Is monkeypox similar to Covid? Health experts say that monkeypox is unlikely to create a pandemic scenario similar to that of the coronavirus.
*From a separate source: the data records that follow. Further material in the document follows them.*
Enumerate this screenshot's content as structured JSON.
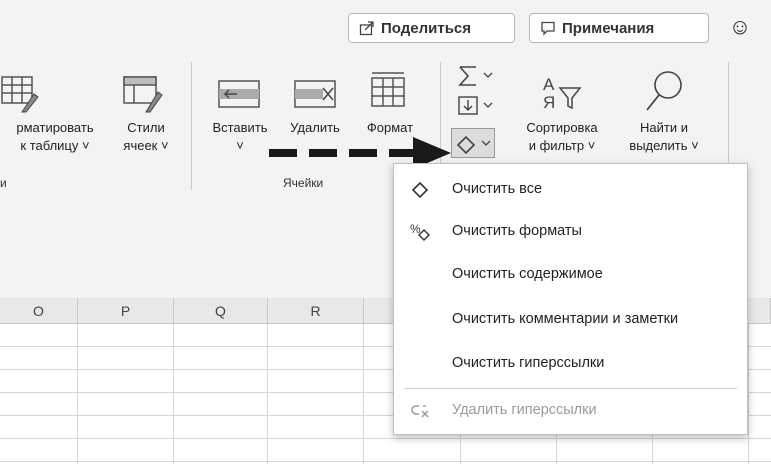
{
  "topbar": {
    "share_label": "Поделиться",
    "comments_label": "Примечания",
    "smiley_icon": "smiley-icon"
  },
  "ribbon": {
    "format_table_line1": "рматировать",
    "format_table_line2": "к таблицу",
    "cell_styles_line1": "Стили",
    "cell_styles_line2": "ячеек",
    "insert_label": "Вставить",
    "delete_label": "Удалить",
    "format_label": "Формат",
    "cells_group_label": "Ячейки",
    "sort_filter_line1": "Сортировка",
    "sort_filter_line2": "и фильтр",
    "find_select_line1": "Найти и",
    "find_select_line2": "выделить",
    "chevron": "˅",
    "left_group_fragment": "и"
  },
  "columns": [
    "O",
    "P",
    "Q",
    "R"
  ],
  "clear_menu": {
    "items": [
      {
        "label": "Очистить все",
        "icon": "eraser-icon",
        "disabled": false
      },
      {
        "label": "Очистить форматы",
        "icon": "percent-eraser-icon",
        "disabled": false
      },
      {
        "label": "Очистить содержимое",
        "icon": "",
        "disabled": false
      },
      {
        "label": "Очистить комментарии и заметки",
        "icon": "",
        "disabled": false
      },
      {
        "label": "Очистить гиперссылки",
        "icon": "",
        "disabled": false
      },
      {
        "label": "Удалить гиперссылки",
        "icon": "unlink-icon",
        "disabled": true
      }
    ]
  }
}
While Covid-19 is a tiny RNA virus that can spread through aerosols, monkeypox is a larger DNA virus that is transmitted mostly through close physical contact and has a much smaller mutation rate than RNA viruses.
This month, the Centers for Disease Control and Prevention released guidance for lowering the chance of contracting monkeypox, noting that festivals, concerts and other events where attendees were likely to be fully clothed were safer than spaces, including raves, saunas and sex clubs, where minimal clothing was worn.
Some, like Chris Pierce, 26, felt confident their personal precautions were sufficient.
“It’s definitely something that people should be worried about, especially when we’re in closed doors and walls,” he said, “but staying outside is probably my No. 1 goal this weekend.”
The only facility in New York administering the vaccine, the city-run Chelsea Sexual Health Clinic in Manhattan, had to start turning people away almost immediately after opening up vaccination to eligible New Yorkers on Thursday.
As for his plans this weekend, Mr. Donnelly said he was “one of the lucky few who got a vaccine, and so I do feel some degree of extra security as a result.”
Jonathan Valdez, 36, a content creator and podcast host, said that for the first time, a friend of his told him he was glad to be missing New York City Pride, citing concerns about monkeypox. “A lot of people are fearful that after this weekend,” Mr. Valdez said, “the numbers are going to go up a lot,.”
Jeremy Allen contributed reporting.